Tuesday, August 11, 2009

My thoughs, distilled, on religion

Here's a comment I left on a recent blog post at Secular Right. I suppose it sums up my thoughts on religion and the religious in a brief, readable (hopefully) manner. Any comments would be appreciated.

Kelly at #2 above asks:

“‘I must respect religion.’

Come again? Tolerate it, yes, you do have to do that. But respect it? Why?”

I didn’t see anyone try to answer the question, though I’m sure somewhere on this website there has been a lively discussion of this particular topic. Let me try my own hand at it.

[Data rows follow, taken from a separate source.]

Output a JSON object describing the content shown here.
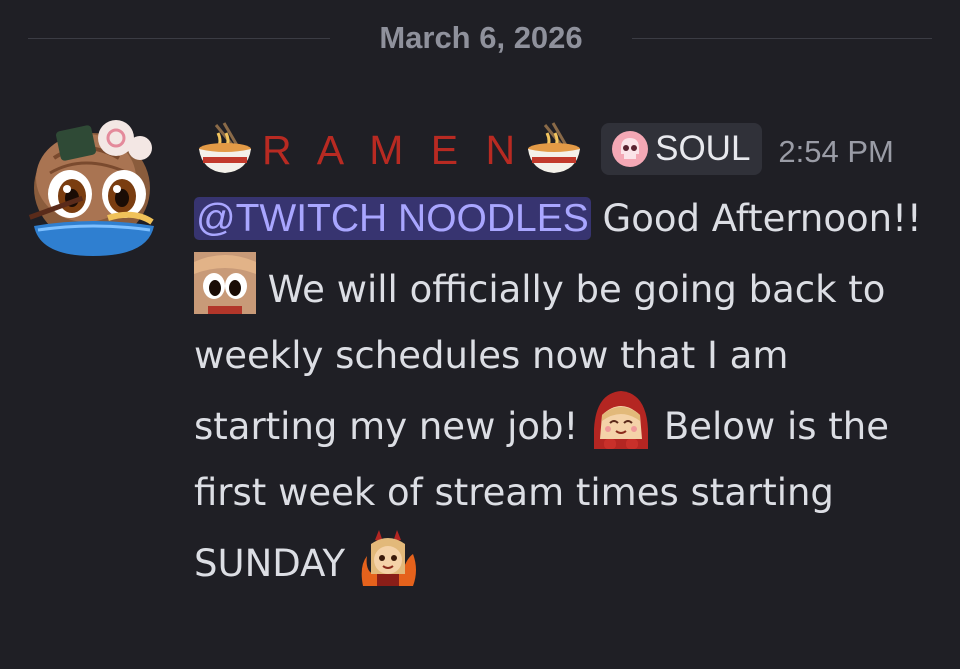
{
  "divider": {
    "date": "March 6, 2026"
  },
  "author": {
    "name": "R A M E N",
    "role": "SOUL",
    "timestamp": "2:54 PM",
    "name_color": "#b82a22"
  },
  "message": {
    "mention": "@TWITCH NOODLES",
    "text1": " Good Afternoon!! ",
    "text2": " We will officially be going back to weekly schedules now that I am starting my new job! ",
    "text3": " Below is the first week of stream times starting SUNDAY ",
    "emoji_1": "big-eyes-emoji",
    "emoji_2": "happy-girl-emoji",
    "emoji_3": "fire-horns-emoji"
  },
  "colors": {
    "background": "#1f1f25",
    "mention_bg": "#373470",
    "mention_text": "#a9a6ff",
    "text": "#dcdee4",
    "muted": "#9a9ca6"
  }
}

For centuries, many, many very smart people have been religious and have engaged in many, many deep thoughts, discussions, writings, etc. about the topic. To discount that entire body of human thought based on the evidence and arguments any single individual can accumulate in a lifetime, even a very smart, diligent individual (which I’m sure everyone writing for this blog and commenting on this blog post presumes himself to be), I think is too hubristic. Smart and diligent individuals might disagree with these past centuries of thinkers, but I think it prudent to give them respect. (This is not to say that all religious people, or all religions, deserve equal respect.)

On the other hand, one thing that annoys me about the overly religious, like the idol-wielding crowd that is the subject of this post, but more so the smart conservatives generally on the side of good and righteousness, is their certainty. Just as centuries of thinkers and writers have argued in favor of religion, so have many centuries of thinkers and writers, especially since the scientific revolution, argued against the existence of religion. Moreover, any reasonably intelligent person should be able to see that the history of generally accepted human knowledge has moved from religious explanations of observable phenomena to scientific explanations based on observations, hypotheses of regular natural processes, predictions, and repeated confirmations of those predictions. There aren’t too many people who honestly think that a necklace of enchanted animal bones will stop bullets. Even scientific breakthroughs of massive utility for centuries, like Newtonian mechanics, have been shown inaccurate.

Yet with all these centuries of demonstrated failure of religion to explain observable phenomena, and the demonstrated success of the scientific method for discovering useful knowledge, many smart people are still darn sure there is a God, He is of the nature and disposition their particular religion dictates He is, and revel in the fact that they need no “proof” of this because it is a matter of “faith.”

I guess that makes me an “agnostic” but any prudent person (in my opinion) is agnostic, to some degree, about everything (and for each thing, a different level of agnosticism depending on the available evidence).